The expanding population of North Korean refugees in South Korea presents a challenge to policymakers in Seoul. North Korean refugees are in many ways cultural outsiders, often lacking the skills and socialization necessary to succeed in South Korea’s dynamic capitalist economy. At the same time, the rhetoric of ethnic solidarity shapes much of the public discourse on North Korean refugees, and their integration into South Korean society is seen by many as a precursor to the challenges that unification will ultimately present. South Korean government agencies have therefore dealt with North Korean refugees as both one more migrant group in an increasingly multicultural society, and as ethnic kin in a category of their own. This paper examines the tensions between these two policies, analyzing the Lee administration’s approach to the subject by looking in detail at three ministries involved in North Korean refugee support.
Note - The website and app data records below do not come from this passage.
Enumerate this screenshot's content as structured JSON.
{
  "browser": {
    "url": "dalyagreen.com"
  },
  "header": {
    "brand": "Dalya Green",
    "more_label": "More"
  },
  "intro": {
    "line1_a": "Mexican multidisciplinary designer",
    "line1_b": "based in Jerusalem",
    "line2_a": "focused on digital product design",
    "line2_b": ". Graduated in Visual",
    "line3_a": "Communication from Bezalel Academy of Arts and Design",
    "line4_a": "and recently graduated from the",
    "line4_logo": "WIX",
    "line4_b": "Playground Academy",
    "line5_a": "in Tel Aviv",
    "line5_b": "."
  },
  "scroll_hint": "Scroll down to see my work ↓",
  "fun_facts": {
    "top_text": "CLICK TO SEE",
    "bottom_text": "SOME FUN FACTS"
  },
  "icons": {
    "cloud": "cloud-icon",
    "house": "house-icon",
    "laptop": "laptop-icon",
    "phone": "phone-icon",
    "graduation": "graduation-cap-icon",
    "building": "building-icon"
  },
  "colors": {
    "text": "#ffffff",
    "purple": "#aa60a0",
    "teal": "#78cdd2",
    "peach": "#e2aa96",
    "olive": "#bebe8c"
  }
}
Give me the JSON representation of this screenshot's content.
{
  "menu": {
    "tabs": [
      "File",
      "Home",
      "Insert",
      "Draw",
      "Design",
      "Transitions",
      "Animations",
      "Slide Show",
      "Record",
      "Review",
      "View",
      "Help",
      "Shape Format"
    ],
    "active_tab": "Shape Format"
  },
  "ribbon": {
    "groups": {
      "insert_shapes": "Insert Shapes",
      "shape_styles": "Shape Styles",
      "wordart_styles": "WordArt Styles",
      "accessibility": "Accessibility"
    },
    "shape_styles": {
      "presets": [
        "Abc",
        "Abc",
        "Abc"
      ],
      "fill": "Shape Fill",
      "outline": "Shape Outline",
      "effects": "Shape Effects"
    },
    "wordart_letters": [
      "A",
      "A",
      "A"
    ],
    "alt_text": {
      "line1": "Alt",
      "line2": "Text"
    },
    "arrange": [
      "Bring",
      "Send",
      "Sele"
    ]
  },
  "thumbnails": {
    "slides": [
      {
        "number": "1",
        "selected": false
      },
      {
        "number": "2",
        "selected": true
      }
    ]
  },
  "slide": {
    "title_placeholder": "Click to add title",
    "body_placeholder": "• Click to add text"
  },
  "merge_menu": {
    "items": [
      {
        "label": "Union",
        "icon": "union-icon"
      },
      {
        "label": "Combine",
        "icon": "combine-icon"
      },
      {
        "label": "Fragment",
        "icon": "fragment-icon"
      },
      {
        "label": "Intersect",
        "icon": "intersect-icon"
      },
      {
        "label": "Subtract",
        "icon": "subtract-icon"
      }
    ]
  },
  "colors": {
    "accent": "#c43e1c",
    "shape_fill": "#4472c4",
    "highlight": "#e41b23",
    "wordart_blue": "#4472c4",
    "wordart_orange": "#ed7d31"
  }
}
Narae Choi is a first-year M.A. student at SAIS, concentrating in both Korea and Japan Studies. Her research interests include examining immigration, changing demographics, “ethnic purity,” and nationalism in the Koreas and Japan. Narae completed her B.A. in International Relations with a concentration in East Asian Studies at Johns Hopkins University. Her diverse internship experience includes the House Subcommittee on Asia, the Pacific and the Global Environment; the Korea Women’s Hotline; and the Library of Congress, where she helped catalogue and classify North Korean literature.